Is it true that birth control pills cure infertility?
Yes it is. Treatment of infertility with contraceptives is actively practiced all over the world. This method is especially relevant for the so-called "anovulatory infertility", when a woman does not ovulate, that is, an egg does not come out of the follicle, which means that pregnancy is impossible. This is a fairly common problem. It occurs in every fourth woman suffering from infertility. nine0003
The absence of ovulation is explained by disturbances in the growth and maturation of the follicles in which the eggs are located. By the middle of the cycle, one of them should reach its maximum size, i.e., turn into a dominant follicle, and "release" an egg from its "embrace". However, if this process fails, ovulation does not occur. To stimulate it, the doctor may suggest infertility treatment with birth control pills.
Reasons for not ovulating
Lack of ovulation can be triggered by a variety of reasons. So, for example, in young girls, this problem is usually caused by a lack of weight, emotional upheavals, chronic lack of sleep, and brain injuries.
Prevention of infertility is easier than cure
In women from 20 to 35 years old, ovulation disappears most often due to inflammatory diseases, polycystic ovary syndrome, diseases of the adrenal glands and the thyroid gland. nine0003
The culprits of anovulatory infertility can be hormonal imbalances (for example, excess prolactin or testosterone), as well as complications after abortion or childbirth.
After 35 years, the lack of ovulation can be provoked not only by the listed reasons, but also by depletion of the egg supply, aging of the reproductive system, and various diseases.
Contraceptive pills for preventing infertility
Prevention of infertility is easier than cure. To avoid depleting your egg reserve before you want to become a mother, take birth control pills. Oral contraceptives will "freeze" the work of the ovaries, which means that the precious supply of eggs will be saved. In addition, taking contraceptives, such as COCs, will allow you to achieve the maximum contraceptive effect and thus avoid abortion, which can also cause a lack of ovulation. nine0003
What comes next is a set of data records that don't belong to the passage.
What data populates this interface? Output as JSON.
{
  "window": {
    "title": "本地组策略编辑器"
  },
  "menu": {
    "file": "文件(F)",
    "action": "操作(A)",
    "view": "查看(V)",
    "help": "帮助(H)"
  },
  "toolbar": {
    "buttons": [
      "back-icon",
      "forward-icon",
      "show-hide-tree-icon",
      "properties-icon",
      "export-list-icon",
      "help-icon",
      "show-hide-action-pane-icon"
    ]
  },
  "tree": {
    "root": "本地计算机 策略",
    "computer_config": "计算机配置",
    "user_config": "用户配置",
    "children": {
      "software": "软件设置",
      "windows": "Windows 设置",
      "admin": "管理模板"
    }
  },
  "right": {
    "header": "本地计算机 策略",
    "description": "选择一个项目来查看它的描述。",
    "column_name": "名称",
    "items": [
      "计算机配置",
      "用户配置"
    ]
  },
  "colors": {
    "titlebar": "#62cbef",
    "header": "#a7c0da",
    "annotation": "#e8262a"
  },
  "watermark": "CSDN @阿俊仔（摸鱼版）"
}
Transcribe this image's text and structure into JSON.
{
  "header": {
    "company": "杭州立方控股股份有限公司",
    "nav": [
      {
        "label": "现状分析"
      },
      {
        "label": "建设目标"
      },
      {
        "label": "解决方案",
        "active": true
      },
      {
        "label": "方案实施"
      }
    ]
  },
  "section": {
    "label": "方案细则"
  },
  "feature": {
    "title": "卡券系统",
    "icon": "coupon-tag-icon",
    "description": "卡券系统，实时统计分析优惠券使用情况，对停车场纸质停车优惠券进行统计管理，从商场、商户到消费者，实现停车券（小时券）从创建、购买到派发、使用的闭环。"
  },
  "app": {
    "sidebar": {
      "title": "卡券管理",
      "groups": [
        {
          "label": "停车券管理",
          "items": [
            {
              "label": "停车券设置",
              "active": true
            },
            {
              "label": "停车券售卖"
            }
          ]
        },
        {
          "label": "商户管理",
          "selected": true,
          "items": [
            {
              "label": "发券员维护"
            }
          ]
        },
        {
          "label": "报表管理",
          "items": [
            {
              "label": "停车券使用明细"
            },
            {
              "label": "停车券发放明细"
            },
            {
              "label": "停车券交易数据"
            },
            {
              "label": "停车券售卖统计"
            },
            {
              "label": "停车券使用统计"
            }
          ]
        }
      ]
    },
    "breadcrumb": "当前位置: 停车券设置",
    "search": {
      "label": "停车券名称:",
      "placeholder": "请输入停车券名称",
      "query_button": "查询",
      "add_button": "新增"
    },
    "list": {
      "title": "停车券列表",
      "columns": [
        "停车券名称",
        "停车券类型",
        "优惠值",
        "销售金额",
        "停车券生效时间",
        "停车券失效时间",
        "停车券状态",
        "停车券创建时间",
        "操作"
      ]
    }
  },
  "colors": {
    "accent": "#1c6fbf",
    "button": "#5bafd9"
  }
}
Contraceptive pills for infertility
To stimulate ovulation, it is necessary to activate the ovaries.